Digital support provided by family and friends does not automatically lead to successful learning experiences or the independent use of technology by older people. Assistance should support the learning of new things.

The DigiIN project’s interview study examined the key characteristics of digital support provided by family and friends and examined how these affect how well older people acquire digital skills and the independent use of technology.

“Informal digital support provided by warm experts, i.e. family and friends, plays an important role in the personal learning experiences of older people and their ability to use digital services and devices independently,” says Viivi Korpela, doctoral researcher at the University of Jyväskylä.

According to the study, the empathy and social support provided by loved ones can promote the learning of digital skills and the welfare of older people. The study also described the digital support provided by family and friends as safe and reliable.
However, informal digital support has its limits, and not everyone has close friends who they can ask for help.

Over-helping may prevent learning

“The study also observed characteristics of informal digital support that can prevent digital inclusion. For example, over-helping was often considered frustrating,” Korpela says. Over-helping refers to such things as situations where downloading and updating applications were taken care of as quickly as possible.

Based on the study, over-helping may lead to problems being solved entirely on behalf of older people. Even if older people themselves wanted to learn and practise new digital tasks, they were not given a real opportunity to do so.

Digital support must be developed in many ways

As society becomes increasingly digitalised and services move online, it is important to develop a more comprehensive and efficient digital support policy while improving the accessibility of existing low-cost digital support projects. It is also important to recognise the role of unofficial and informal learning networks, as we are all needed in the process of finding a solution the digital support shortage.

More information

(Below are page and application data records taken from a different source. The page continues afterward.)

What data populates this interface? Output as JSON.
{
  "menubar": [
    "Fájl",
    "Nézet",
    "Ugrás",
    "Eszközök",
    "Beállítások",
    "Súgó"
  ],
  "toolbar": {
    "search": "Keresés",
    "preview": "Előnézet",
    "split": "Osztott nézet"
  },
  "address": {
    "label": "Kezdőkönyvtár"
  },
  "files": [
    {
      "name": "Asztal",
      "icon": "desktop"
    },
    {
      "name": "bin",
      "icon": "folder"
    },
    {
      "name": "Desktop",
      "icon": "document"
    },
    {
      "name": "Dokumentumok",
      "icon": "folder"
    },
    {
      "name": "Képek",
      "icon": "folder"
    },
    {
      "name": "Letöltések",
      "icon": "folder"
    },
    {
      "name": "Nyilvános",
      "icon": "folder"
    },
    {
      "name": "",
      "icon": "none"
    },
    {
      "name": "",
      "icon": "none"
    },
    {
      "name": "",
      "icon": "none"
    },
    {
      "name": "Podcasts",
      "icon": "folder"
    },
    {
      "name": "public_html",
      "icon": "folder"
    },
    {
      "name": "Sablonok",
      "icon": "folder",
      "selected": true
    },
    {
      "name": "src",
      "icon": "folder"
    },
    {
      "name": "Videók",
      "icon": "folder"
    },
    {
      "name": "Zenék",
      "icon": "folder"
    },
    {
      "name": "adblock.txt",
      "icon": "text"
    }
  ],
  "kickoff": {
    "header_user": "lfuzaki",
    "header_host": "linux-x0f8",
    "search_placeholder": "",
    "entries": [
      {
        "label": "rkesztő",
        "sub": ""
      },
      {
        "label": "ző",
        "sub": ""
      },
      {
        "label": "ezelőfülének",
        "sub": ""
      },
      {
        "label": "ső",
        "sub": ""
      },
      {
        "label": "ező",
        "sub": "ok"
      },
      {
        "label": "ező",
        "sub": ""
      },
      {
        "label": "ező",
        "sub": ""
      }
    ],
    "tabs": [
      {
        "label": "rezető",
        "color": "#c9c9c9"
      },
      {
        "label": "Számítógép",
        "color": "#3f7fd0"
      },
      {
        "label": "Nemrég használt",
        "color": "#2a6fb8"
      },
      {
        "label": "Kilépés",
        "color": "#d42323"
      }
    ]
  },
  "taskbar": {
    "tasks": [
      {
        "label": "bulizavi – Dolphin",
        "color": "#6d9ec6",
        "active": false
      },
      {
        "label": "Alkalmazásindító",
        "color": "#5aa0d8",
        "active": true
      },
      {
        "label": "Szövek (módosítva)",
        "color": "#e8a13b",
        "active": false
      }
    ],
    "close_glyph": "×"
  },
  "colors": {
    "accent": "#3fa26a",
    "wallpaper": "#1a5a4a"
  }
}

Korpela, V., Pajula, L., & Hänninen, R. (2024). Investigating the multifaceted role of warm experts in enhancing and hindering older adults’ digital skills in Finland. International Journal of Lifelong Education, 1–14.

Viivi Korpela
Doctoral Researcher
University of Jyväskylä